▶ [Problem to solve]: A word-for-word copy of the data, with no images, is the required answer.
------------------------------------------------
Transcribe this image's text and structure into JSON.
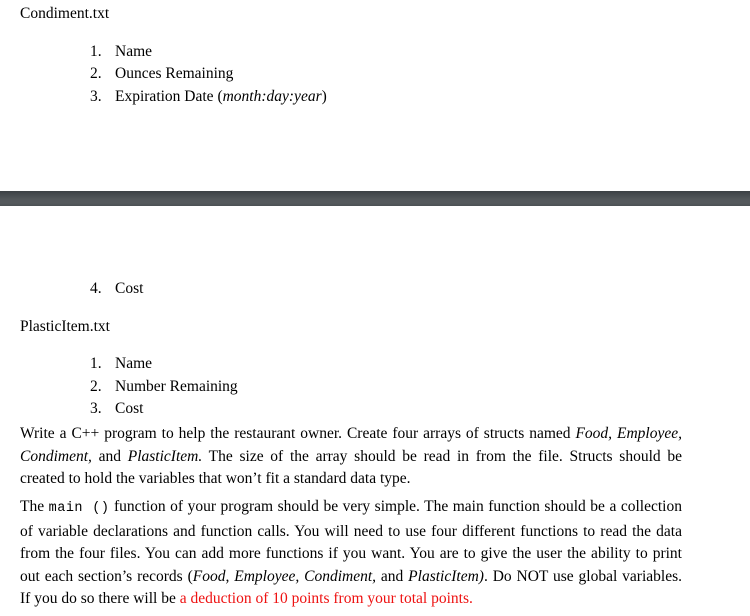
{
  "document": {
    "sections": [
      {
        "heading": "Condiment.txt",
        "items": [
          {
            "num": "1.",
            "text": "Name"
          },
          {
            "num": "2.",
            "text": "Ounces Remaining"
          },
          {
            "num": "3.",
            "text": "Expiration Date (",
            "italic": "month:day:year",
            "after": ")"
          }
        ]
      },
      {
        "continued_item": {
          "num": "4.",
          "text": "Cost"
        },
        "heading": "PlasticItem.txt",
        "items": [
          {
            "num": "1.",
            "text": "Name"
          },
          {
            "num": "2.",
            "text": "Number Remaining"
          },
          {
            "num": "3.",
            "text": "Cost"
          }
        ]
      }
    ],
    "paragraphs": {
      "p1": {
        "s1": "Write a C++ program to help the restaurant owner. Create four arrays of structs named ",
        "i1": "Food, Employee, Condiment,",
        "s2": " and ",
        "i2": "PlasticItem.",
        "s3": " The size of the array should be read in from the file. Structs should be created to hold the variables that won’t fit a standard data type."
      },
      "p2": {
        "s1": "The ",
        "code": "main ()",
        "s2": " function of your program should be very simple. The main function should be a collection of variable declarations and function calls. You will need to use four different functions to read the data from the four files. You can add more functions if you want.  You are to give the user the ability to print out each section’s records (",
        "i1": "Food, Employee, Condiment,",
        "s3": " and ",
        "i2": "PlasticItem)",
        "s4": ". Do NOT use global variables. If you do so there will be ",
        "red": "a deduction of 10 points from your total points."
      }
    },
    "colors": {
      "page_break_bar": "#4b5053",
      "warning_red": "#ee1111",
      "text": "#000000",
      "background": "#ffffff"
    }
  }
}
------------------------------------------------
▶ [Answer space]:
Transcribe this image's text and structure into JSON.
{
  "document": {
    "sections": [
      {
        "heading": "Condiment.txt",
        "items": [
          {
            "num": "1.",
            "text": "Name"
          },
          {
            "num": "2.",
            "text": "Ounces Remaining"
          },
          {
            "num": "3.",
            "text": "Expiration Date (",
            "italic": "month:day:year",
            "after": ")"
          }
        ]
      },
      {
        "continued_item": {
          "num": "4.",
          "text": "Cost"
        },
        "heading": "PlasticItem.txt",
        "items": [
          {
            "num": "1.",
            "text": "Name"
          },
          {
            "num": "2.",
            "text": "Number Remaining"
          },
          {
            "num": "3.",
            "text": "Cost"
          }
        ]
      }
    ],
    "paragraphs": {
      "p1": {
        "s1": "Write a C++ program to help the restaurant owner. Create four arrays of structs named ",
        "i1": "Food, Employee, Condiment,",
        "s2": " and ",
        "i2": "PlasticItem.",
        "s3": " The size of the array should be read in from the file. Structs should be created to hold the variables that won’t fit a standard data type."
      },
      "p2": {
        "s1": "The ",
        "code": "main ()",
        "s2": " function of your program should be very simple. The main function should be a collection of variable declarations and function calls. You will need to use four different functions to read the data from the four files. You can add more functions if you want.  You are to give the user the ability to print out each section’s records (",
        "i1": "Food, Employee, Condiment,",
        "s3": " and ",
        "i2": "PlasticItem)",
        "s4": ". Do NOT use global variables. If you do so there will be ",
        "red": "a deduction of 10 points from your total points."
      }
    },
    "colors": {
      "page_break_bar": "#4b5053",
      "warning_red": "#ee1111",
      "text": "#000000",
      "background": "#ffffff"
    }
  }
}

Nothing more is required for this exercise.